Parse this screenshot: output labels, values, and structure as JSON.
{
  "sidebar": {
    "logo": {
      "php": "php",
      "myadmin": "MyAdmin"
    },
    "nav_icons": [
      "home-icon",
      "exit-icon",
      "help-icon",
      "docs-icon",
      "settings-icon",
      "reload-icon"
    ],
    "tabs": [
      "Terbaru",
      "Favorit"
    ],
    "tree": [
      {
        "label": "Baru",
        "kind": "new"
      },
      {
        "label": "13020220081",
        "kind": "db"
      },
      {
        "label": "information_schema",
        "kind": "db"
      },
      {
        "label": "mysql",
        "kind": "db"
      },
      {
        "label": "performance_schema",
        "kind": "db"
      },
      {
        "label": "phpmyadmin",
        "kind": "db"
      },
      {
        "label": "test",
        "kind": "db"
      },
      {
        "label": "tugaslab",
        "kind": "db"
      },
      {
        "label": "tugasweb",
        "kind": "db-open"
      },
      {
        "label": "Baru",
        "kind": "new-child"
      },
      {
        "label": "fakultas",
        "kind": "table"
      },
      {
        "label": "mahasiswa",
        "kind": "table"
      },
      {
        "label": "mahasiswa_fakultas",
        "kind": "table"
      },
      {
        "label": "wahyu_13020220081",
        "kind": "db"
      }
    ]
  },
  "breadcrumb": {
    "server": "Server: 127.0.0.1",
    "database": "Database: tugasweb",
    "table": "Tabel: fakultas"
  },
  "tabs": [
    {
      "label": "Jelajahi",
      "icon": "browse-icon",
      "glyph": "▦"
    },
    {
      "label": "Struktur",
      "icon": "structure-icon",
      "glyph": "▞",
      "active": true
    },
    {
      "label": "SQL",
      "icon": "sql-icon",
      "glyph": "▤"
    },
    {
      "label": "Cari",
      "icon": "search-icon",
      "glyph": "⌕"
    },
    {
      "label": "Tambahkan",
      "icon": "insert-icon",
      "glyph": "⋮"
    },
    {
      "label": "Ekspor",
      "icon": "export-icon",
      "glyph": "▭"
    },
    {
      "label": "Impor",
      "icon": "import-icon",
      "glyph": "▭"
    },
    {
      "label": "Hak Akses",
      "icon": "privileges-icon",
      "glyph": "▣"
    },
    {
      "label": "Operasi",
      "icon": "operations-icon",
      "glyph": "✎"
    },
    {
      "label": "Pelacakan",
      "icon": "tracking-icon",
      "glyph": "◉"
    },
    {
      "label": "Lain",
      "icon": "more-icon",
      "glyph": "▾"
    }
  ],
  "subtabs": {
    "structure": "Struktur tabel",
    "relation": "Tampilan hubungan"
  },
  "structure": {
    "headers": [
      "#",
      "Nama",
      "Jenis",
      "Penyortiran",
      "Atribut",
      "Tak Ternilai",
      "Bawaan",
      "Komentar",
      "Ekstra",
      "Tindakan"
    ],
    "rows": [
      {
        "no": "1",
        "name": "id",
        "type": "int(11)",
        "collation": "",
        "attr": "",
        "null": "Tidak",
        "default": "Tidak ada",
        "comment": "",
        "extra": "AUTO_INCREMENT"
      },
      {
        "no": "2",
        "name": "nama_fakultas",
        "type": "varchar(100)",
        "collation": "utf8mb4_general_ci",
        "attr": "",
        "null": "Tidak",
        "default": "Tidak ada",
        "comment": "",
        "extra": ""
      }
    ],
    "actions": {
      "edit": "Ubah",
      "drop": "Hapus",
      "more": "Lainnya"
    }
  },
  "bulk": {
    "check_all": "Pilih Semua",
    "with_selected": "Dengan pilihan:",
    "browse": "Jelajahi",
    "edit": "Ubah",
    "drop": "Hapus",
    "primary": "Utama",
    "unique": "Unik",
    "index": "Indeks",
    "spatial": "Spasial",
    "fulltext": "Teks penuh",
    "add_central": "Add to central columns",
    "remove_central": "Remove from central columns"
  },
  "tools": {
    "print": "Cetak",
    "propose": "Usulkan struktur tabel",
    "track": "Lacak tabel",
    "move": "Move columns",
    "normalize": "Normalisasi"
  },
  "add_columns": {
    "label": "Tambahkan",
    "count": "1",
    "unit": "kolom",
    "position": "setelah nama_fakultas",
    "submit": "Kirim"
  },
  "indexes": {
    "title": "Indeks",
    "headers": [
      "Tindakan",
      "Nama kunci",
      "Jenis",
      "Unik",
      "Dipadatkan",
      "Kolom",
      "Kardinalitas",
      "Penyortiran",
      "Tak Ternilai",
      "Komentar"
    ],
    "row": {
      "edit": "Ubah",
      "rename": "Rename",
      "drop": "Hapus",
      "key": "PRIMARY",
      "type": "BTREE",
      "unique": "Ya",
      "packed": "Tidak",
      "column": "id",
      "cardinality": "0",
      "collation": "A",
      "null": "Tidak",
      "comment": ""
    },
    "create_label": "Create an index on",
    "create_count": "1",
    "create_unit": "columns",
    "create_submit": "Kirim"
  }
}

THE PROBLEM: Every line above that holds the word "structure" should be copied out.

ANSWER SECTION:
Parse this screenshot: output labels, values, and structure as JSON.
      "icon": "structure-icon",
    "structure": "Struktur tabel",
  "structure": {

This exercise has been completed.